(SOURCE INFORMATION)
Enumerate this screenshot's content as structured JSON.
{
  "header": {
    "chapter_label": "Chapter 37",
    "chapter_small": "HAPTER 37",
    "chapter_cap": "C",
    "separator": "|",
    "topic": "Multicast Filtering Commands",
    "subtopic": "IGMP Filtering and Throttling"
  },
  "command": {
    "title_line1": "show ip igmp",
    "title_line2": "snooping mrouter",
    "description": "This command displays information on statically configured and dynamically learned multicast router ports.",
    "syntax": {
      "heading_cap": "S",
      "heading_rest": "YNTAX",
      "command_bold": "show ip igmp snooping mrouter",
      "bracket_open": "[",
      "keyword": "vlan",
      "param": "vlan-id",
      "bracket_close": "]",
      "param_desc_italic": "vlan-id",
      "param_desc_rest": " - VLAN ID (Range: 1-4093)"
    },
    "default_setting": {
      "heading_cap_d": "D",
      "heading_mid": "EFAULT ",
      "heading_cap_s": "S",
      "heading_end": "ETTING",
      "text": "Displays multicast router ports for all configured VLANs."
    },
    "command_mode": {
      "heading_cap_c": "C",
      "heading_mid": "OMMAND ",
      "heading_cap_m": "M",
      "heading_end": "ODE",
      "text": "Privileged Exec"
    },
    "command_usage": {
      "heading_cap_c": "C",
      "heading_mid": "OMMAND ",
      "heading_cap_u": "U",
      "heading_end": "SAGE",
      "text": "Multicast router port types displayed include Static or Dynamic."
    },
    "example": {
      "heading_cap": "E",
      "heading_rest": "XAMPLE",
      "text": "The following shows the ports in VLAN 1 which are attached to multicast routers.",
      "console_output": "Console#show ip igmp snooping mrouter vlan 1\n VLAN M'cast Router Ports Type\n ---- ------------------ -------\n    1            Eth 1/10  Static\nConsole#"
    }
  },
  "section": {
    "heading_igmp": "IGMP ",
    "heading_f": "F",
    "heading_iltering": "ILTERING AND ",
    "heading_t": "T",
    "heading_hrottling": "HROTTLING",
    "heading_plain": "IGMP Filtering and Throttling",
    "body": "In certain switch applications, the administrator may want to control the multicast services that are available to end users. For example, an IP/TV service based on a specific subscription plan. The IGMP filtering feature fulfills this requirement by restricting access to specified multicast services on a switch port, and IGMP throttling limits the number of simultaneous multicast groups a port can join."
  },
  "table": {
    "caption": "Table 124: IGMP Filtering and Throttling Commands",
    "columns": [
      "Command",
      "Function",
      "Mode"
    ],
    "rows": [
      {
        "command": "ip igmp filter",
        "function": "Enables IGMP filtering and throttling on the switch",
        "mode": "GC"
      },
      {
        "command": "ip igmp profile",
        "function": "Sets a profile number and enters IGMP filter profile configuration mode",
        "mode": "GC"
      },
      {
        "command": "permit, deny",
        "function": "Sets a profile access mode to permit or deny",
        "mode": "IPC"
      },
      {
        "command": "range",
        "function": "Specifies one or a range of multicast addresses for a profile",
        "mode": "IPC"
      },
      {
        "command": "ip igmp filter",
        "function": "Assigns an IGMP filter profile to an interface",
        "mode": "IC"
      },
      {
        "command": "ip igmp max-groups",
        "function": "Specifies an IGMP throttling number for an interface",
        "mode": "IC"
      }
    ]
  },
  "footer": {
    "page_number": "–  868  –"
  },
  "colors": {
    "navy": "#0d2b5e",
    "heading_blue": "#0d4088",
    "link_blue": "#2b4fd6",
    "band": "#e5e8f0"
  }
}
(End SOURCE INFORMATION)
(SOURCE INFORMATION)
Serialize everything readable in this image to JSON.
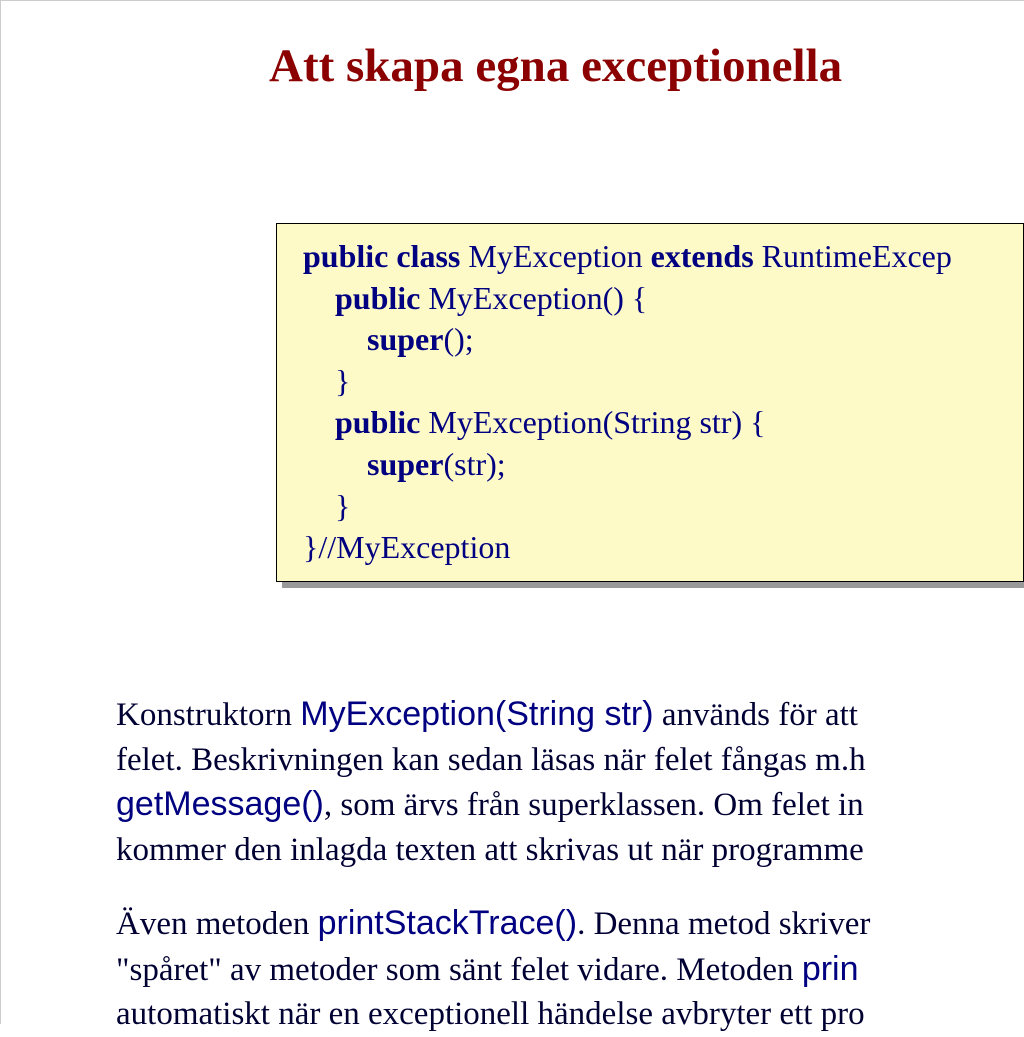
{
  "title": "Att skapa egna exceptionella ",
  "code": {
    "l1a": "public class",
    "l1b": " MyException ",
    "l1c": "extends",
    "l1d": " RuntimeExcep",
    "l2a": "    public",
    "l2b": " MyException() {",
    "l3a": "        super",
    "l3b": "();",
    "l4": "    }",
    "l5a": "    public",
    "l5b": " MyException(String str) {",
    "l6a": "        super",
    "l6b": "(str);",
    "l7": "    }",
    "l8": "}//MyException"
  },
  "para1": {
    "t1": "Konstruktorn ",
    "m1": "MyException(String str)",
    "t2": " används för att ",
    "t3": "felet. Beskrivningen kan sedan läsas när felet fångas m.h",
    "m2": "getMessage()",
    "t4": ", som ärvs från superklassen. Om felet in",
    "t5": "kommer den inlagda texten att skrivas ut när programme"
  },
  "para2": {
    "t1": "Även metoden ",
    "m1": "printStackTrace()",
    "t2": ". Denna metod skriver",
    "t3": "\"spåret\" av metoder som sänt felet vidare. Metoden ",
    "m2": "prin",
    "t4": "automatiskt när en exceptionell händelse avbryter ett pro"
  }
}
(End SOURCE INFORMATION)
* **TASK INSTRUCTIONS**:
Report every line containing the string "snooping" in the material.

* **WRITTEN SOLUTION**:
    "title_line2": "snooping mrouter",
      "command_bold": "show ip igmp snooping mrouter",
      "console_output": "Console#show ip igmp snooping mrouter vlan 1\n VLAN M'cast Router Ports Type\n ---- ------------------ -------\n    1            Eth 1/10  Static\nConsole#"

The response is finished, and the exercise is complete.